Cruel and unusual as it is, Apocalypse Now Now’s setting is pitch perfect for the wicked fun forthcoming. I’ve spent quite a while in South Africa myself, and in certain spots it is awfully end-of-the-world-esque. The idea, then, that there could be some strange undiscovered space between the squalorous urban sprawl and the baked wilderness outwith its cities is not as mal (if I may) as it appears. Mix in some canny concepts and creepy creatures from local folklore and you can imagine how well the setting lends itself to the terrific tale Human tells.

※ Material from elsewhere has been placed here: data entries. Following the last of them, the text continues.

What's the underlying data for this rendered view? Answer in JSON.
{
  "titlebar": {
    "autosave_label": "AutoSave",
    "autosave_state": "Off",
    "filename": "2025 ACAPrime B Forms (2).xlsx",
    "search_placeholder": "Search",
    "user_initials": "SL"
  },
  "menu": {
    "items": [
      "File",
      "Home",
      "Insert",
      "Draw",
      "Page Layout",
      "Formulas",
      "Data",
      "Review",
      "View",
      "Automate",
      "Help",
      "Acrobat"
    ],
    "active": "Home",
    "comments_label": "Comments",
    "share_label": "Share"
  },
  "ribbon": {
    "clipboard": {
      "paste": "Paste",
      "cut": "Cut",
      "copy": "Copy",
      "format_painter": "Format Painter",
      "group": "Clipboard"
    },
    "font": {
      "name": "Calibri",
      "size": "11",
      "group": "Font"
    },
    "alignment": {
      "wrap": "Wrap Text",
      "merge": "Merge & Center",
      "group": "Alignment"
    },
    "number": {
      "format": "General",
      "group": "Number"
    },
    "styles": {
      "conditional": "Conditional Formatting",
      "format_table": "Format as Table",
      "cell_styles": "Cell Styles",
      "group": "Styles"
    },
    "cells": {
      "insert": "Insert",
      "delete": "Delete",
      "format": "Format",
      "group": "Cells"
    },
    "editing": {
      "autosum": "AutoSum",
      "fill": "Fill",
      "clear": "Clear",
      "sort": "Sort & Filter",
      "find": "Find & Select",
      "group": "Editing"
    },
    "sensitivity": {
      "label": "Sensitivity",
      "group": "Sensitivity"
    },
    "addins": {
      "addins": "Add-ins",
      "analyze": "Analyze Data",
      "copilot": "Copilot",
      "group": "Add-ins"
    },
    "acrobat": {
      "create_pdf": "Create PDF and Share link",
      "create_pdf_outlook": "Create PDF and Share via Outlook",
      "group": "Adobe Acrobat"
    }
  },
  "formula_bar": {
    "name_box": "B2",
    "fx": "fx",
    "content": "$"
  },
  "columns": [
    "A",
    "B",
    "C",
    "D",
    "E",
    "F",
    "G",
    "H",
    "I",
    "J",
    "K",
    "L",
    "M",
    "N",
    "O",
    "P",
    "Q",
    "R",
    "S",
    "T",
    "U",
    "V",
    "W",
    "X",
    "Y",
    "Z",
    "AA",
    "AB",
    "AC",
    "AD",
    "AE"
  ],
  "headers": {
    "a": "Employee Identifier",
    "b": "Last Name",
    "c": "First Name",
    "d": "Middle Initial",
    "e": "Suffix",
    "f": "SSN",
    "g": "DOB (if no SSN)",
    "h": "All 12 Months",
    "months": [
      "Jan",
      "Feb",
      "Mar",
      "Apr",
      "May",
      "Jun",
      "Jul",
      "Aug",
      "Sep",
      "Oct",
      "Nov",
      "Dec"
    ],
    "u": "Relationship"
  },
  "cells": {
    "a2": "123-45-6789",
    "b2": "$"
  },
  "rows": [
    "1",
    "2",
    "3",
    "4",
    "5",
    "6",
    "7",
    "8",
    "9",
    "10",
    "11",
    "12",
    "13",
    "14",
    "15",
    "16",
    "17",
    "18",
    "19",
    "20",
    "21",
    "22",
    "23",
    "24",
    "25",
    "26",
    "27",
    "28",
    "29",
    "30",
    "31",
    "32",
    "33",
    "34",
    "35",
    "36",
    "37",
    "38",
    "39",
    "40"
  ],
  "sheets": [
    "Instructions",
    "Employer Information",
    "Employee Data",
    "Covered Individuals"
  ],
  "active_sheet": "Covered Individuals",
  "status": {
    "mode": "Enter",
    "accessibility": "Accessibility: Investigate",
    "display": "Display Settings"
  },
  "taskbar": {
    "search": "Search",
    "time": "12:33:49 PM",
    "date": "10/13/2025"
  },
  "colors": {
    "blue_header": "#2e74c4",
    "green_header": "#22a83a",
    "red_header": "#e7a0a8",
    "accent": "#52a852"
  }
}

That said, the way the author expands the story’s speculative elements is lazy at the least. Smack bang in the middle of Apocalypse Now Now there’s an ugly infodump during which Baxter gets the grand tour of a shelter housing several supernatural specimens, all while an obscenely convenient character explains the larger lay of the land.
The only other nit I feel compelled to pick relates to how Human almost entirely abandons the hijinks at Westridge High with which his book begins. I’d have loved to spend a little longer learning about Baxter and the Spider before the appearance of the last living Obambo. Failing that, Human could have come full circle before the conclusion, and though to a degree he does, the scant resolve he offers at this stage is too little too late to sate.
Thankfully, these issues don’t massively detract from the breakneck pace and mad imagination that make Apocalypse Now Now such an addictive experience. As one of an associate of Ronin’s remarks: “There’s no pause button, you understand? […] Once it starts you have to see it through.”
All too true!
Between The Shining Girls, the lion’s share of the short stories collected in Ivor Hartmann’s excellent AfroSF anthology, and S. L. Grey’s next novel, 2013 looks to be a tremendous year for South African speculative fiction: a welcome trend Apocalypse Now Now continues, irrespective of a few founding foibles.
Apocalypse Now Now is available September 24th from Random House UK.
Niall Alexander is an erstwhile English teacher who reads and writes about all things weird and wonderful for The Speculative Scotsman, Strange Horizons, and Tor.com, where he contributes a weekly column concerned with news and new releases in the UK called the British Genre Fiction Focus, and co-curates the Short Fiction Spotlight. On occasion he’s been seen to tweet, twoo.